On walkabout in life and technology

The App Store Playing Field

Excellent article by Emeric Thoa in The Game Bakers called Money And The App Store: A Few Figures That Might Help An Indie Developer where he covers some myths about the app store and provides advice to indies trying to make it there.

I’m going to borrow his myths and reference my own experiences with my own apps.

Myth #1: There are so many iPhones and iPads out there that any decent app can make you rich.

I had a free app and a paid app. When I made the free app 0.99c for a few weeks, I had no sales. When I made it free again, I had the best day ever in terms of downloads (but no money). My paid app grossed less than $500 over 2 years!

The point here is that the user base might be huge, but a lot of people never pay anything on the App Store, so don’t get blinded by the potential and stay rational.

Myth #2: Making an iPhone app is fast and cheap

I have covered this before in How Much Does It Cost to Develop an iPhone Application? and agree with Emeric here.

If it costs less than $100,000, you’ll never be competitive.

The sad thing is, there is a large number of cheaply made, rip-off and copycat apps out there that are made on the cheap and sold on the cheap, that the diamonds get lost in the glass shards.

Myth #3: Updating your app will make your sales increase over time

2 years ago, app updates made the news. Today, they do not. You may get a small spike in downloads on an update from your active users, or a small spike in response to your tweets, but that is all.

What is worse, the App Store is creating a group of users who believe they ‘deserve’ free updates, no matter how much the upgrade costs the developer.

Myth #4: Being visible on the App Store just takes a good post on reddit or a good viral video

And a whole lot of luck. In order to get reddit or viral traffic, you need to hit the jackpot and post your news as and when the most influential people on these services happen to be there and looking for your kind of thing. In reality, reddit and the like posts last about 1 hour on the new page before getting pushed down the list.

Getting exposure so people learn about your app is what you do the rest of the time after shipping. It’s a long hard slog. And few hit the winning numbers.

Myth 5: Getting featured by Apple is completely random

Not true, Apple has editorial guidelines, choosing apps that are unique, well designed, target the largest audience of the store, showcase their products well and you are a publisher with a track record. Now you know what to do to get on the list.

It seems to me that getting featured by Apple is one of the biggest wins, but rarely happens.

The reality

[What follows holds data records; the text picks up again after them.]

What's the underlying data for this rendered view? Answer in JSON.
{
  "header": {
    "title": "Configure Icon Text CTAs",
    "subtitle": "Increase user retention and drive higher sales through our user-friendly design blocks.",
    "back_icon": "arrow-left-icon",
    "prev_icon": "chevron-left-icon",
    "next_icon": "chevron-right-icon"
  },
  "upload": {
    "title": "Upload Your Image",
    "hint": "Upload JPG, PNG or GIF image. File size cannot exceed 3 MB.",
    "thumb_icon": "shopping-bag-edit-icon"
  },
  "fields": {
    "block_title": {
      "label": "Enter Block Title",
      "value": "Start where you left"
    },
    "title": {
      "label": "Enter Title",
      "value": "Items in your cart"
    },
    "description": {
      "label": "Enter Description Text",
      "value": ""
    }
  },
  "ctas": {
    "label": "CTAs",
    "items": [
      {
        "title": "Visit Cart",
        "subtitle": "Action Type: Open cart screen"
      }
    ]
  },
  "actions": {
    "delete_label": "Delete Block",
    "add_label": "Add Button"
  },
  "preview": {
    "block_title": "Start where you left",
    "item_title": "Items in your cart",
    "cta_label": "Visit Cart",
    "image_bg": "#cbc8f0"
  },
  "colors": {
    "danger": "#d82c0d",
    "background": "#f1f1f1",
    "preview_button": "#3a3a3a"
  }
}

2 years ago, when launching my paid app, I issued a press release via the reputable PR firm prMac. They did a fantastic job, with over 18,000 hits on it on release day, which led to a few conversions.

After half a year on the store, I dropped the price in half, to see if it was the pricing that kept users away. I had a few more conversions, but the number was not significant. I left the price at half, and sales trickled, one here, one there.

The reality was that the app got lost in the app store dog-pile. When I spoke to people about it, they all were surprised that they never saw it, did not know about it, and that I was not making money out of it. The feature set was what they wanted. They just could not find it.

The Next App

The next app that I will release on the app store will cost me at least $250,000, before marketing. It will be professionally designed, the art will be by the best graphics artist I can find, and it built to showcase the latest iOS technologies, all that is needed to get noticed by Apple. Even that is not enough.

There’s more. I will get the most influential bloggers in iOS-land to be my beta testers. My experience has been that people buy apps based on recommendations from friends and key influencers, because searching the App Store does not work.

The best way to get an app noticed on the App store is to get the right people in the industry to become fans during the beta and then recommend it in their blogs when it gets released. People buy on these recommendations. Bloggers blog on other bloggers recommendations. Then the tweets come, and the Facebook messages. And this buzz drives people to hear about your product, and buy it.

If the buzz is big enough, you’ll make enough to cover your costs.